Sonic Generations is based on a flimsy premise – quel surprise – this time meaning collaboration between modern Sonic (whom everyone hates for all his games since Sonic 3) and early Sonic (whom everyone just assumed grew three inches and lost some baby fat over the years to become Modern Sonic). Gameplay-wise, this means we split our time between 3D characters on a 2D plane as Classic Hedgehog and in a third person 3D perspective as Modern Hedgehog; think Sonic 2 meets the day portions of Sonic Unleashed. With no story or sidekicks in sight, there is little likelihood that Sega could screw this up, right?
While it is still in alpha build, our demo was not quite the promising return heralded by fanboy forumites. Like we’ve been telling Sega for the past decade or so, Classic Hedgehog still plays the best. If you’ve picked up a game in the franchise since 2003, you may not like that the emphasis on “Classic” means no homing attacks and the like, but you may be more concerned with the floaty jump mechanics. We aren’t the only ones to have noted a half-second delay in the inputs across the board, either. The visuals are also a bit anachronistic to Classic Sonic, as the mutual art design between hedgehogs has most environment details rounded and brightened, looking more inflatable than appealing.
In regards to the newer blue rodent, the third person perspective still isn’t quite kind enough to hedgehog platforming, especially at this stage of Generation‘s development. Sonic levels have always been built to stop you in your tracks, but getting Robonik-blocked here nets a significantly longer knockback, even more so than the similarly structured 3D games in the series. While getting hit once meant a flick to the ear one could quickly recover from, here the gameplay grinds to a halt as Sonic flickers and slowly regains his confidence. You are also seem to follow a path destined to launch you six inches above or below your intended jump panels or track continuations. This will send Modern Sonic plummeting for a few seconds, arms outstretched like a chump, to his offscreen death as the environments glitch and crackle around you. At least these segments are more congruous with the art direction.
My dearest, dearest Sonic: weren’t we happy once? Before all these plushie mascots moved in with us, and you got addicted to creepy narratives with humans and Arthurian knights instead of competent controls? You looked like you are finally coming around to seeing it our way. Your Generations is still in early build, and a lot of these mistakes are most likely to be tweaked before going gold, but it just feels like we are going through the motions. Franchises half your age have evolved and innovated beyond their genres, while you stagnate like its 1994. Turn around Sonic, look at those floating rings up there, aren’t they pretty? Now keep focused on them *click* and I’ll tell you about the rabbits…

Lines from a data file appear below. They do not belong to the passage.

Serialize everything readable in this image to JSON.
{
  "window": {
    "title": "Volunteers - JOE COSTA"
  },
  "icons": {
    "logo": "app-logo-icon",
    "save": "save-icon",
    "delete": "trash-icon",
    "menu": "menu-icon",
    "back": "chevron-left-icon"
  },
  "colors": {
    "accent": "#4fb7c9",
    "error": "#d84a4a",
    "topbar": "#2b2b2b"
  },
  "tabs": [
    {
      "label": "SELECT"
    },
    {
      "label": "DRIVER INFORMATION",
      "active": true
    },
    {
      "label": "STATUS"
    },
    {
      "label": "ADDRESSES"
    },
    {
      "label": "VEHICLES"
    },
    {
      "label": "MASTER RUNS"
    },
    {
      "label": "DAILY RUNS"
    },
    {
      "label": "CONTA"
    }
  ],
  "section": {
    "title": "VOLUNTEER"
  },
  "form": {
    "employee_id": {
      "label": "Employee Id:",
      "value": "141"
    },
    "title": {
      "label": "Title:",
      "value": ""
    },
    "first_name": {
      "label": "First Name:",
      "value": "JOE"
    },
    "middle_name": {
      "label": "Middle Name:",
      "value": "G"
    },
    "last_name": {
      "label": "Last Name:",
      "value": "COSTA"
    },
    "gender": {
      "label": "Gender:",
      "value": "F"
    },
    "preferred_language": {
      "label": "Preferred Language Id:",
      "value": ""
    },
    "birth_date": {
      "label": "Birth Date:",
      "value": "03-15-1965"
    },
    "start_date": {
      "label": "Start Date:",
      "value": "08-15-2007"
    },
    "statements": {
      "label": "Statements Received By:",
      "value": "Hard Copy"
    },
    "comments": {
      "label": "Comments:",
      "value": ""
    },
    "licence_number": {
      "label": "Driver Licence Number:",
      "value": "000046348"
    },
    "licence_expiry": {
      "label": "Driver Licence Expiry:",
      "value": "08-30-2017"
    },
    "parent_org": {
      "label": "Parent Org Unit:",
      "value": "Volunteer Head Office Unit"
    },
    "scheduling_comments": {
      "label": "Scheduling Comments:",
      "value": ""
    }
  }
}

Sonic Generations is heading to Nintendo 3DS, PS3, and 360 on November 22nd.